----- Data

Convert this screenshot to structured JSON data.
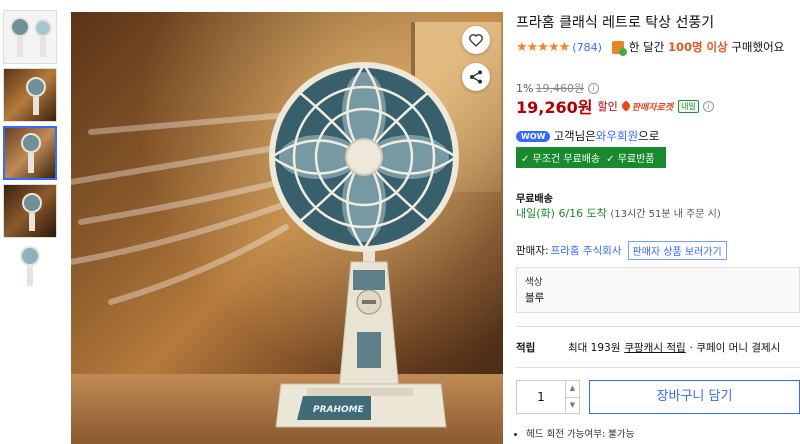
{
  "product": {
    "title": "프라홈 클래식 레트로 탁상 선풍기",
    "stars": "★★★★★",
    "review_count": "(784)",
    "sold_prefix": "한 달간",
    "sold_highlight": "100명 이상",
    "sold_suffix": "구매했어요"
  },
  "price": {
    "discount": "1%",
    "original": "19,460원",
    "current": "19,260원",
    "sale_label": "할인",
    "rocket_label": "판매자로켓",
    "tomorrow_badge": "내일"
  },
  "wow": {
    "badge": "WOW",
    "text_before": "고객님은",
    "link": "와우회원",
    "text_after": "으로",
    "benefits": [
      "✓ 무조건 무료배송",
      "✓ 무료반품"
    ]
  },
  "shipping": {
    "label": "무료배송",
    "date": "내일(화) 6/16",
    "arrive": "도착",
    "note": "(13시간 51분 내 주문 시)"
  },
  "seller": {
    "label": "판매자:",
    "name": "프라홈 주식회사",
    "more_button": "판매자 상품 보러가기"
  },
  "option": {
    "label": "색상",
    "value": "블루"
  },
  "points": {
    "label": "적립",
    "text": "최대 193원",
    "link": "쿠팡캐시 적립",
    "suffix": "· 쿠페이 머니 결제시"
  },
  "purchase": {
    "quantity": "1",
    "cart_button": "장바구니 담기"
  },
  "details": [
    "헤드 회전 가능여부: 불가능"
  ],
  "image": {
    "brand_text": "PRAHOME"
  },
  "colors": {
    "accent": "#346aff",
    "price_red": "#ae0000",
    "green": "#1a8a2f",
    "star": "#f5832a"
  }
}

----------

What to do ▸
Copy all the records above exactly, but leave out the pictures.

Result for this exercise ▸
Convert this screenshot to structured JSON data.
{
  "product": {
    "title": "프라홈 클래식 레트로 탁상 선풍기",
    "stars": "★★★★★",
    "review_count": "(784)",
    "sold_prefix": "한 달간",
    "sold_highlight": "100명 이상",
    "sold_suffix": "구매했어요"
  },
  "price": {
    "discount": "1%",
    "original": "19,460원",
    "current": "19,260원",
    "sale_label": "할인",
    "rocket_label": "판매자로켓",
    "tomorrow_badge": "내일"
  },
  "wow": {
    "badge": "WOW",
    "text_before": "고객님은",
    "link": "와우회원",
    "text_after": "으로",
    "benefits": [
      "✓ 무조건 무료배송",
      "✓ 무료반품"
    ]
  },
  "shipping": {
    "label": "무료배송",
    "date": "내일(화) 6/16",
    "arrive": "도착",
    "note": "(13시간 51분 내 주문 시)"
  },
  "seller": {
    "label": "판매자:",
    "name": "프라홈 주식회사",
    "more_button": "판매자 상품 보러가기"
  },
  "option": {
    "label": "색상",
    "value": "블루"
  },
  "points": {
    "label": "적립",
    "text": "최대 193원",
    "link": "쿠팡캐시 적립",
    "suffix": "· 쿠페이 머니 결제시"
  },
  "purchase": {
    "quantity": "1",
    "cart_button": "장바구니 담기"
  },
  "details": [
    "헤드 회전 가능여부: 불가능"
  ],
  "image": {
    "brand_text": "PRAHOME"
  },
  "colors": {
    "accent": "#346aff",
    "price_red": "#ae0000",
    "green": "#1a8a2f",
    "star": "#f5832a"
  }
}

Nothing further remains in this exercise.